Our Lady of Czestochowa, the most famous shrine in Poland, and that country’s patroness, is shrouded in mystery. Legend has it that the original was painted – perhaps ‘written’ in Easter terminology – by Saint Luke himself; that the icon was discovered by Saint Helena in 326, and given to her son, Constantine, who brought it to the Eastern capital he had founded, which he named, naturally enough for an Emperor, after himself. From there, by means we know not, it eventually ended up in Poland apparently in 1384, as it was brought on its way by the Polish Prince Ladislaus from the great city in the tumult of that century.

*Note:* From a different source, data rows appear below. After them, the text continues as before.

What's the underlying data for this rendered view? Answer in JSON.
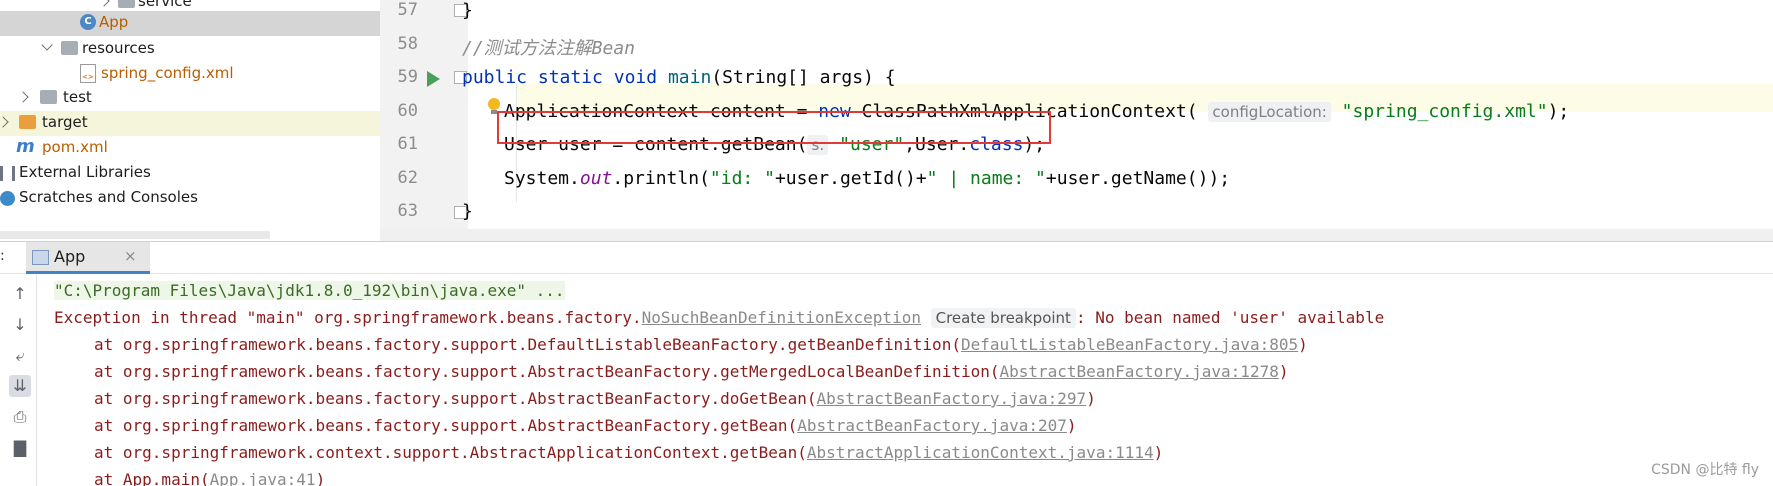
{
  "project_tree": {
    "items": [
      {
        "label": "service",
        "kind": "package"
      },
      {
        "label": "App",
        "kind": "class"
      },
      {
        "label": "resources",
        "kind": "folder"
      },
      {
        "label": "spring_config.xml",
        "kind": "xml"
      },
      {
        "label": "test",
        "kind": "folder"
      },
      {
        "label": "target",
        "kind": "folder"
      },
      {
        "label": "pom.xml",
        "kind": "maven"
      },
      {
        "label": "External Libraries",
        "kind": "libraries"
      },
      {
        "label": "Scratches and Consoles",
        "kind": "scratches"
      }
    ],
    "icon_letters": {
      "class": "C",
      "maven": "m",
      "xml": "<>"
    }
  },
  "editor": {
    "line_numbers": [
      "57",
      "58",
      "59",
      "60",
      "61",
      "62",
      "63"
    ],
    "lines": {
      "l57": "}",
      "l58": "//测试方法注解Bean",
      "l59": {
        "kw1": "public",
        "kw2": "static",
        "kw3": "void",
        "fn": "main",
        "rest": "(String[] args) {"
      },
      "l60": {
        "pre": "ApplicationContext content = ",
        "kw": "new",
        "cls": " ClassPathXmlApplicationContext(",
        "hint": "configLocation:",
        "str": "\"spring_config.xml\"",
        "post": ");"
      },
      "l61": {
        "pre": "User user = content.getBean(",
        "hint": "s:",
        "str": "\"user\"",
        "mid": ",User.",
        "kw": "class",
        "post": ");"
      },
      "l62": {
        "pre": "System.",
        "stat": "out",
        "mid": ".println(",
        "str1": "\"id: \"",
        "mid2": "+user.getId()+",
        "str2": "\" | name: \"",
        "post": "+user.getName());"
      },
      "l63": "}"
    }
  },
  "run_panel": {
    "prefix": ":",
    "tab_label": "App",
    "tab_close": "×",
    "console": {
      "cmd": "\"C:\\Program Files\\Java\\jdk1.8.0_192\\bin\\java.exe\" ...",
      "exception_pre": "Exception in thread \"main\" org.springframework.beans.factory.",
      "exception_link": "NoSuchBeanDefinitionException",
      "breakpoint_hint": "Create breakpoint",
      "exception_post": ": No bean named 'user' available",
      "stack": [
        {
          "pre": "at org.springframework.beans.factory.support.DefaultListableBeanFactory.getBeanDefinition(",
          "link": "DefaultListableBeanFactory.java:805",
          "post": ")"
        },
        {
          "pre": "at org.springframework.beans.factory.support.AbstractBeanFactory.getMergedLocalBeanDefinition(",
          "link": "AbstractBeanFactory.java:1278",
          "post": ")"
        },
        {
          "pre": "at org.springframework.beans.factory.support.AbstractBeanFactory.doGetBean(",
          "link": "AbstractBeanFactory.java:297",
          "post": ")"
        },
        {
          "pre": "at org.springframework.beans.factory.support.AbstractBeanFactory.getBean(",
          "link": "AbstractBeanFactory.java:207",
          "post": ")"
        },
        {
          "pre": "at org.springframework.context.support.AbstractApplicationContext.getBean(",
          "link": "AbstractApplicationContext.java:1114",
          "post": ")"
        },
        {
          "pre": "at App.main(",
          "link": "App.java:41",
          "post": ")"
        }
      ]
    },
    "toolbar_icons": [
      "arrow-up-icon",
      "arrow-down-icon",
      "soft-wrap-icon",
      "scroll-to-end-icon",
      "print-icon",
      "trash-icon"
    ]
  },
  "watermark": "CSDN @比特 fly",
  "colors": {
    "keyword": "#0033b3",
    "string": "#067d17",
    "comment": "#8c8c8c",
    "error": "#8b1c1c",
    "highlight_box": "#e03b3b",
    "run_arrow": "#4aa05a"
  }
}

It was at Jasna Gora – the ‘bright field’, outside Czestochowa – that the horses mysteriously refused to move any farther. So there it was left, and there it resides to this day, in the great shrine built around the icon.
One further legend: A half-century on, in 1430, Hussite raiders stormed the shrine, attempting to carry off the image. Once again, their horses refused to move an inch, so one of the raiders slashed the image once, then twice – he tried a third time, before falling to the ground, dying in agony. The scars still remain, a sign of the suffering Our Lady has endured, with her Son, for our salvation. To this day, the shrine at Jasna Gora receives tens of thousands of pilgrims each year, and we know not how many answers to prayer, even miracles, flow from this ancient icon, the Mother of God Hodegetria, ‘showing us the Way’, to the fullness of truth and of life.